BEGIN

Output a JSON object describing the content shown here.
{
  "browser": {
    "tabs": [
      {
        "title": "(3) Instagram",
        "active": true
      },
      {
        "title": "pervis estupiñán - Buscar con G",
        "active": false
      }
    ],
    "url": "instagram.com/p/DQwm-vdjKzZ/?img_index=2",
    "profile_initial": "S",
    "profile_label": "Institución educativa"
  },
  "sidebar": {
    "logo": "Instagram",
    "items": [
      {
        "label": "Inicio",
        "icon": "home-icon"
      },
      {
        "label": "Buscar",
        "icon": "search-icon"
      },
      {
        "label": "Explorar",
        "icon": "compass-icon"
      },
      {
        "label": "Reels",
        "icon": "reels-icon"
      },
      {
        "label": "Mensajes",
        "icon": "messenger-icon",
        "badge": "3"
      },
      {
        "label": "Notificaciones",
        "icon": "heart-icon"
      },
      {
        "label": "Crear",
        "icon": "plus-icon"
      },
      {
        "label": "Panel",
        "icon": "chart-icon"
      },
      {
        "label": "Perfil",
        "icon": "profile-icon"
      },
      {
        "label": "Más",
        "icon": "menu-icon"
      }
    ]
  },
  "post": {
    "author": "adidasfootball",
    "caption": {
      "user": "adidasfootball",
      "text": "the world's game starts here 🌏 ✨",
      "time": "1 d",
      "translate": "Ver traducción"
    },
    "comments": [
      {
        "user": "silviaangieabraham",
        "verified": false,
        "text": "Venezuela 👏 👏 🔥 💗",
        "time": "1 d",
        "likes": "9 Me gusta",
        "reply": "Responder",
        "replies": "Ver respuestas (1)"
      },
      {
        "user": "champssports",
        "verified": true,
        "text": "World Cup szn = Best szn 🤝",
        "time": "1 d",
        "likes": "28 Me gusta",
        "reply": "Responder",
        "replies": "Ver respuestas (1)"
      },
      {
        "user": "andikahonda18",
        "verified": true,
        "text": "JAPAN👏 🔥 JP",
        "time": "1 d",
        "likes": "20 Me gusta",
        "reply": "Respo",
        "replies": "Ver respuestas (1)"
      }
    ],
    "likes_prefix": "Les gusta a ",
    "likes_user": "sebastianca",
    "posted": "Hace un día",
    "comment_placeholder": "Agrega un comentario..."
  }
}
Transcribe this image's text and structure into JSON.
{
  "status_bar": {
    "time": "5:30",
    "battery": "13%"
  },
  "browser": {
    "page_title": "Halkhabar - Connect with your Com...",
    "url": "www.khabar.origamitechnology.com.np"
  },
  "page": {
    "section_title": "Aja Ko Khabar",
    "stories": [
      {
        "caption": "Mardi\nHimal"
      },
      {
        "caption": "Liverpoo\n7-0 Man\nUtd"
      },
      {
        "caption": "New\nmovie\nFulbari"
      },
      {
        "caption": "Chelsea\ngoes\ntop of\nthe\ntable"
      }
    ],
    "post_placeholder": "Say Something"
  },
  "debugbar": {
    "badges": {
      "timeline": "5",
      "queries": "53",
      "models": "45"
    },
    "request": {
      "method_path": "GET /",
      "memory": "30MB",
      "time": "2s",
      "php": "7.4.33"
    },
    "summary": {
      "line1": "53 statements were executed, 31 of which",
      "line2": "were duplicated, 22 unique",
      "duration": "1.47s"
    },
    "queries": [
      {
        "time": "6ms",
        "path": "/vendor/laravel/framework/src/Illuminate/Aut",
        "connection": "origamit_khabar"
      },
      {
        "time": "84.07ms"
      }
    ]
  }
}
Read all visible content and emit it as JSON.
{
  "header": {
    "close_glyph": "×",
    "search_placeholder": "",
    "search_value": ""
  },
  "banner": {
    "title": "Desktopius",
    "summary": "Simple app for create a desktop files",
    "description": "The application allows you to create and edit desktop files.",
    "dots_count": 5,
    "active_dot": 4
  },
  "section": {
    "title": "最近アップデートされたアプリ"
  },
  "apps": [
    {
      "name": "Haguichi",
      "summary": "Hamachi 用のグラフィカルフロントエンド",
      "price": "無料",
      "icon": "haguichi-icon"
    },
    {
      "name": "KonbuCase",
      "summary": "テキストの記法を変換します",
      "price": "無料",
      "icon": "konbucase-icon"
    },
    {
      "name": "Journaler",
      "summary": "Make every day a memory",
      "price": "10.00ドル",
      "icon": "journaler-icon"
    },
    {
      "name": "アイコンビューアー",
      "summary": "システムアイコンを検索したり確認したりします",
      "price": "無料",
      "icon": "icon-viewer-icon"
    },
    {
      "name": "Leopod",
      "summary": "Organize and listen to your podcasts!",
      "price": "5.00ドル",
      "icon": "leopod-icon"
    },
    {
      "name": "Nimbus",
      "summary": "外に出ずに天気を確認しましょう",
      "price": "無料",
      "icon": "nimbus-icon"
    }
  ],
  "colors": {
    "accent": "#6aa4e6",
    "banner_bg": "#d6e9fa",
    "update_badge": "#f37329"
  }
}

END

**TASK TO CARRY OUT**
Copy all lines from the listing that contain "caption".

**RESULT FOR THIS TASK**
    "caption": {
        "caption": "Mardi\nHimal"
        "caption": "Liverpoo\n7-0 Man\nUtd"
        "caption": "New\nmovie\nFulbari"
        "caption": "Chelsea\ngoes\ntop of\nthe\ntable"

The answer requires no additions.